GARDEN VOYEUR: Williamsburg Rooftop

This post is adapted from an article I wrote that appears in the current issue of Garden Design magazine. These are my own scouting shots, taken a year ago this month.


THE VIEW FROM THIS 4,000 SQUARE FOOT ROOFTOP TERRACE in Williamsburg, Brooklyn, is a triple whammy, with the East River, the Manhattan skyline, and the monumental latticework of the Williamsburg Bridge all seen in close-up. It cried out for equally spectacular landscaping.


The client, who is in real estate, hired celebrity garden designer Rebecca Cole to turn the vast, 11th floor terrace into something two people could enjoy without feeling lost in space. Cole, a well-known TV personality and author, imagined the space as a sort of urban woodland, where you can “literally wander as you would through the woods, taking different paths around birches and evergreens, coming upon places to sit, noticing pretty little ground cover flowers.”

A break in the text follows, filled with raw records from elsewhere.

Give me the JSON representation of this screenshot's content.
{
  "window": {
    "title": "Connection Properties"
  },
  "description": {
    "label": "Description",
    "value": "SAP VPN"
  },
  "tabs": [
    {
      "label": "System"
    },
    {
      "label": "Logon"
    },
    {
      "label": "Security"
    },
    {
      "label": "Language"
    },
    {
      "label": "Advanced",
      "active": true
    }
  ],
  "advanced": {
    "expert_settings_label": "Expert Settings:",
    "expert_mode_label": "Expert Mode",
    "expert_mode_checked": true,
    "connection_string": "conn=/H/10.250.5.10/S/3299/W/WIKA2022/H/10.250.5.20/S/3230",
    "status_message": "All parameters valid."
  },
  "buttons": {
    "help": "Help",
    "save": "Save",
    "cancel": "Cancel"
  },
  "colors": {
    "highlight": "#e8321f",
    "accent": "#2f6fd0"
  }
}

It does indeed feel like a natural landscape, which Cole designed by using the existing 24-inch-square concrete pavers almost like graph paper. She started with the trees (clump birch and red maple are the mainstays), “putting them in spaces that feel like they’re making winding paths. Then I figured out how many containers should surround them.”

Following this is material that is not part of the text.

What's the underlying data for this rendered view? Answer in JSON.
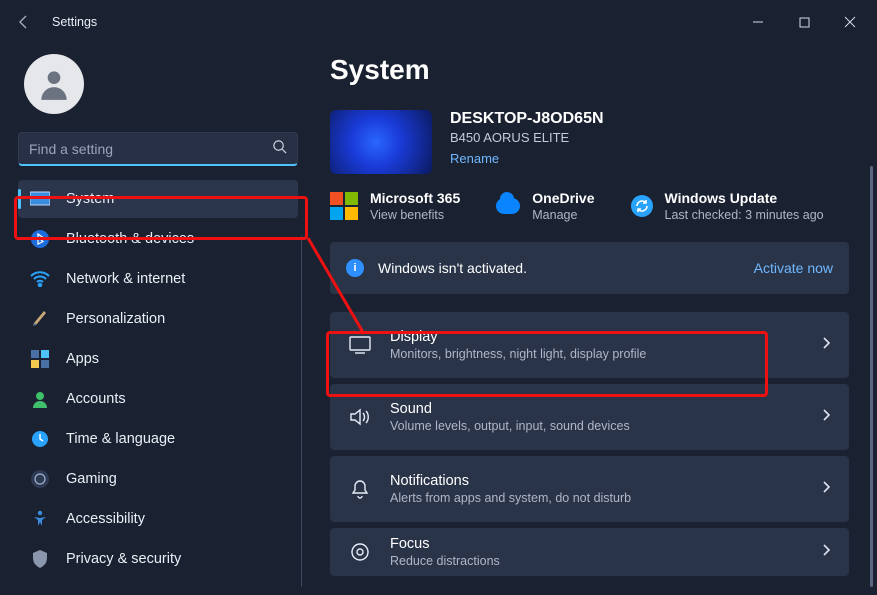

Cube-shaped metal planters mimic the grids of steel across the river. They’re filled with tough  country-style perennials like rudbeckia, echinacea, Russian sage, coreopsis, spirea, nepeta, and salvia. Sun-loving and drought-tolerant, they are surprisingly happy on an exposed urban roof.


The client wanted a water feature, but because of the windy conditions, a fountain was out. So Cole came up with an architectural solution, simple and geometric — little ‘infinity pools,’ flush with the ground. Here, too, the experience resembles a walk in the woods, where streams pop up every once in a while.


Half a dozen shallow rubber trays, pre-planted with sedums in mixed shapes and colors, form patterned ‘carpets,’ positioned for all-season viewing from the loft’s floor-to-ceiling windows.

GARDEN VOYEUR: Same Designer, Different Styles in Park Slope

HERE’S AN ILLUMINATING EXAMPLE  of how a professional landscape architect, working to address clients’ unique needs and properties, comes up with totally individualized solutions.

The professional is Liz Farrell of Park Slope, who has degrees in environmental science and landscape architecture, and has been in business since 1994. The clients are, in the first case, a family with three teens, two dogs, and a small budget; in the second, an empty-nest couple with an 800 square foot, excessively shady backyard.


Sunny, tiny (18’x35’) and cost-conscious, this Park Slope garden was originally a rectangle of struggling lawn with a concrete perimeter.

Four years ago, the homeowners called Farrell to rethink it. They wanted an area for entertaining as well as space for their two yellow Labs to let off steam; they also had a desire for a cottage-style garden full of herbs and flowers.


Today, they have all that. Farrell divided the space into two functional areas: a paved half of Belgian block and a symmetrically planted garden centered on a circular area made of salvaged slate. To save money and raise the back and sides of the garden up a few inches, Farrell re-used the original concrete curb that rimmed the lawn. An arched trellis at the entrance to the planted area and a metal tuteur with clematis in the center provide vertical structure, along with two tall junipers at the back.



Bold primary colors on the house extension (a mud/utility room) provide cheer in all seasons.


Japanese holly divides the paved and planted areas. Summer-flowering shrubs (spirea, astilbe, honeysuckle, azaleas, climbing hydrangea, barberries) border the perimeter; perennials (geraniums, clematis, and more) and herbs are toward the center. Pink roses climb the fence on either side of the garden in early June.


11#2 ZEN

This 800 sq. ft. garden behind an elegant row house was a “real shade challenge,” in Farrell’s words. The homeowners wanted privacy while sitting on the deck and a focal element they could enjoy from the kitchen’s square bay window.


Farrell designed a spiral-shaped water feature of pebbles from Long Island Sound, with a simple, low fountain made by drilling a hole through natural rock. The stacked stone bench and bamboo fence, made from rolls of bamboo threaded with copper wire on a wood frame, give the garden a meditative, somewhat Asian feel.



Plantings include white paper birches, wood hyacinth, ferns, liriope, oak leaf and climbing hydrangeas and rhododendrons. The irregular paving stones have moss joints. A stand of bamboo under the metal deck and tall taxus in corners provide additional privacy from surrounding neighbors.